Problems with template argument deduction when extending std::span

I am trying to extend std::span to have a bounds checked operator[] (I am aware gsl::span provides this)

I have declared my container as follows:

#include <span>
#include <string>
#include <utility>
#include <stdexcept>

template <typename ... TopArgs> class BoundsSpan : private std::span<TopArgs...> {
    typename std::span<TopArgs...>::reference operator[](std::size_t idx) const {
        if (idx >= this->size()) [[unlikely]] {
            throw std::out_of_range(std::string("span out of bounds access detected - wanted index [" + std::to_string(idx) + "] but size is " +
        return std::span<TopArgs...>::operator[](idx);
    template<typename ... Args>
    BoundsSpan(Args&& ... args) : std::span<TopArgs...>(std::forward<Args>(args) ...) {}

This seems to work great, however I noticed that template argument deduction no longer works. E.g.

int main(int argc, char *argv[]) {
    BoundsSpan span(argv, argc);

gives a “Too few template arguments for class template ‘span'” and requires an explicit BoundsSpan<char*> instead – this is not the case with regular std::span

Additionally, constructing a BoundsSpan on a C-style array with runtime length gives a “variably modified type cannot be used as a template argument” – did I overlook a template specialization here? An example reproducer would be

void func(int len) {
    int arr[len];
    BoundsSpan<int> span(arr, len);


The std::span template parameter list is not compatible with your variadic parameter list. It takes:

template <typename T, std::size_t N>
class span {...};

However, your class is working in terms of a variadic type list. There is no way for you to propagate the template parameters “up” to the span base when it wants a non-type template parameter, and you only pass types. It’s best to try matching the template signature of the span you’re impersonating. That brings some simplifications to the problems:

  • you can expose all of the span constructors as your own (i.e. using std::span<T, N>::span;)

  • You can use the same deduction guides that the std::span has, renamed for your class.

Here’s a revised version of your code that I found to be functional:

template <class T, std::size_t N = std::dynamic_extent> 
class BoundsSpan : private std::span<T, N> {
    using std::span<T, N>::span;
    using std::span<T, N>::data;
    using std::span<T, N>::size;
    // .. and all the other interface functions

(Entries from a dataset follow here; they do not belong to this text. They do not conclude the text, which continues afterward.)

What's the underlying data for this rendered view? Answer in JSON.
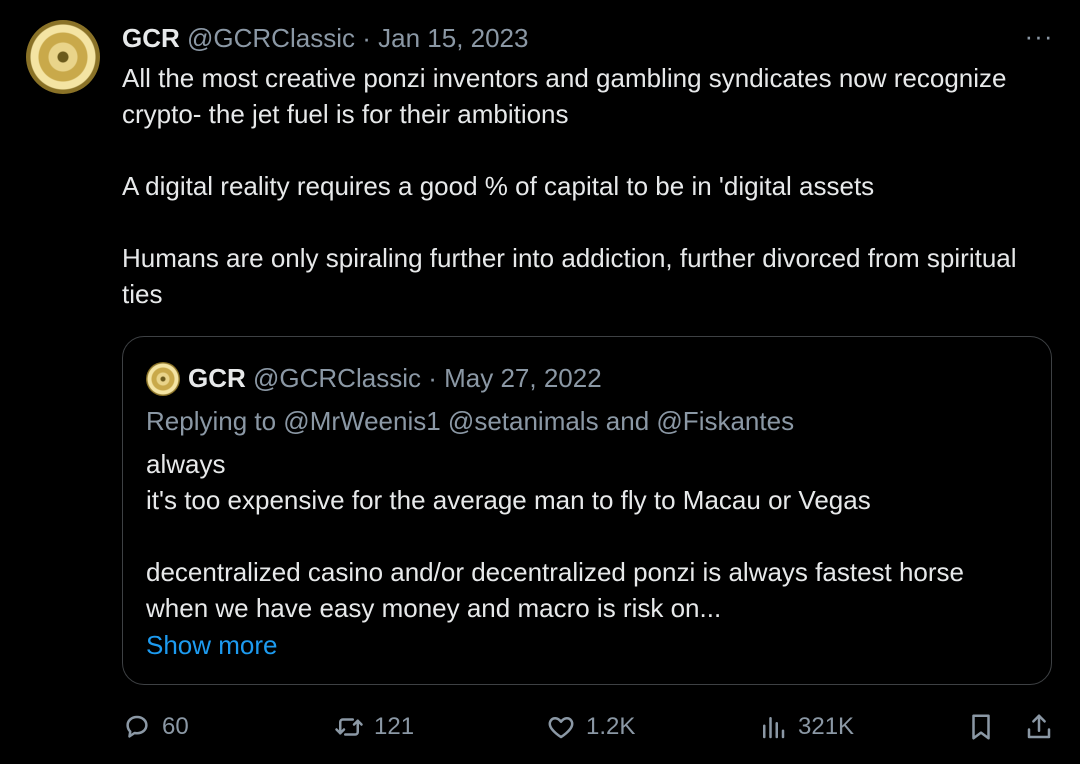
{
  "tweet": {
    "author_name": "GCR",
    "author_handle": "@GCRClassic",
    "separator": "·",
    "date": "Jan 15, 2023",
    "more_label": "···",
    "paragraphs": [
      "All the most creative ponzi inventors and gambling syndicates now recognize crypto- the jet fuel is for their ambitions",
      "A digital reality requires a good % of capital to be in 'digital assets",
      "Humans are only spiraling further into addiction, further divorced from spiritual ties"
    ]
  },
  "quote": {
    "author_name": "GCR",
    "author_handle": "@GCRClassic",
    "separator": "·",
    "date": "May 27, 2022",
    "replying_to": "Replying to @MrWeenis1 @setanimals and @Fiskantes",
    "paragraphs": [
      "always\nit's too expensive for the average man to fly to Macau or Vegas",
      "decentralized casino and/or decentralized ponzi is always fastest horse when we have easy money and macro is risk on..."
    ],
    "show_more": "Show more"
  },
  "actions": {
    "replies": "60",
    "reposts": "121",
    "likes": "1.2K",
    "views": "321K"
  },
  "icons": {
    "reply": "reply-icon",
    "repost": "repost-icon",
    "like": "heart-icon",
    "views": "views-icon",
    "bookmark": "bookmark-icon",
    "share": "share-icon",
    "more": "more-icon"
  },
  "colors": {
    "background": "#000000",
    "text": "#e7e9ea",
    "muted": "#8b98a5",
    "link": "#1d9bf0",
    "border": "#3e4144"
  }
}
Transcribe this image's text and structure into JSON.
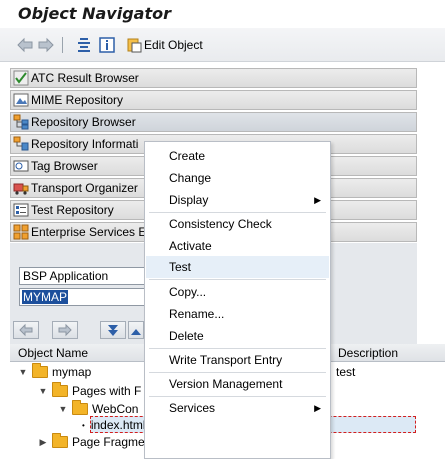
{
  "window": {
    "title": "Object Navigator"
  },
  "toolbar": {
    "edit_object_label": "Edit Object"
  },
  "browsers": [
    {
      "label": "ATC Result Browser"
    },
    {
      "label": "MIME Repository"
    },
    {
      "label": "Repository Browser"
    },
    {
      "label": "Repository Informati"
    },
    {
      "label": "Tag Browser"
    },
    {
      "label": "Transport Organizer"
    },
    {
      "label": "Test Repository"
    },
    {
      "label": "Enterprise Services E"
    }
  ],
  "object_type": {
    "value": "BSP Application"
  },
  "object_name": {
    "value": "MYMAP"
  },
  "tree": {
    "columns": {
      "name": "Object Name",
      "description": "Description"
    },
    "rows": [
      {
        "label": "mymap",
        "description": "test"
      },
      {
        "label": "Pages with F"
      },
      {
        "label": "WebCon"
      },
      {
        "label": "index.html"
      },
      {
        "label": "Page Fragments"
      }
    ]
  },
  "context_menu": {
    "items": [
      {
        "label": "Create"
      },
      {
        "label": "Change"
      },
      {
        "label": "Display",
        "submenu": true
      },
      {
        "label": "Consistency Check"
      },
      {
        "label": "Activate"
      },
      {
        "label": "Test"
      },
      {
        "label": "Copy..."
      },
      {
        "label": "Rename..."
      },
      {
        "label": "Delete"
      },
      {
        "label": "Write Transport Entry"
      },
      {
        "label": "Version Management"
      },
      {
        "label": "Services",
        "submenu": true
      }
    ],
    "hovered": "Test"
  }
}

    typename std::span<T, N>::reference operator[](std::size_t idx) const {
        if (idx >= this->size()) [[unlikely]] {
            throw std::out_of_range("span out of bounds - wanted index [" + 
                std::to_string(idx) + "] but size is " + std::to_string(size()));
        return std::span<T, N>::operator[](idx);

Then taking std::span’s deduction guides for inspiration yields:

template <class It, class EndOrSize>
BoundsSpan(It, EndOrSize) -> BoundsSpan<std::remove_reference_t<std::iter_reference_t<It>>>;
template<class T, std::size_t N>
BoundsSpan(T (&)[N]) -> BoundsSpan<T, N>;
template<class T, std::size_t N>
BoundsSpan(std::array<T, N>&) -> BoundsSpan<T, N>;
template<class T, std::size_t N>
BoundsSpan(const std::array<T, N>&) -> BoundsSpan<const T, N>;
template<class R>
BoundsSpan(R&&) -> 

With this it should work in your examples and like span. You might want to also wrap the const version of operator[].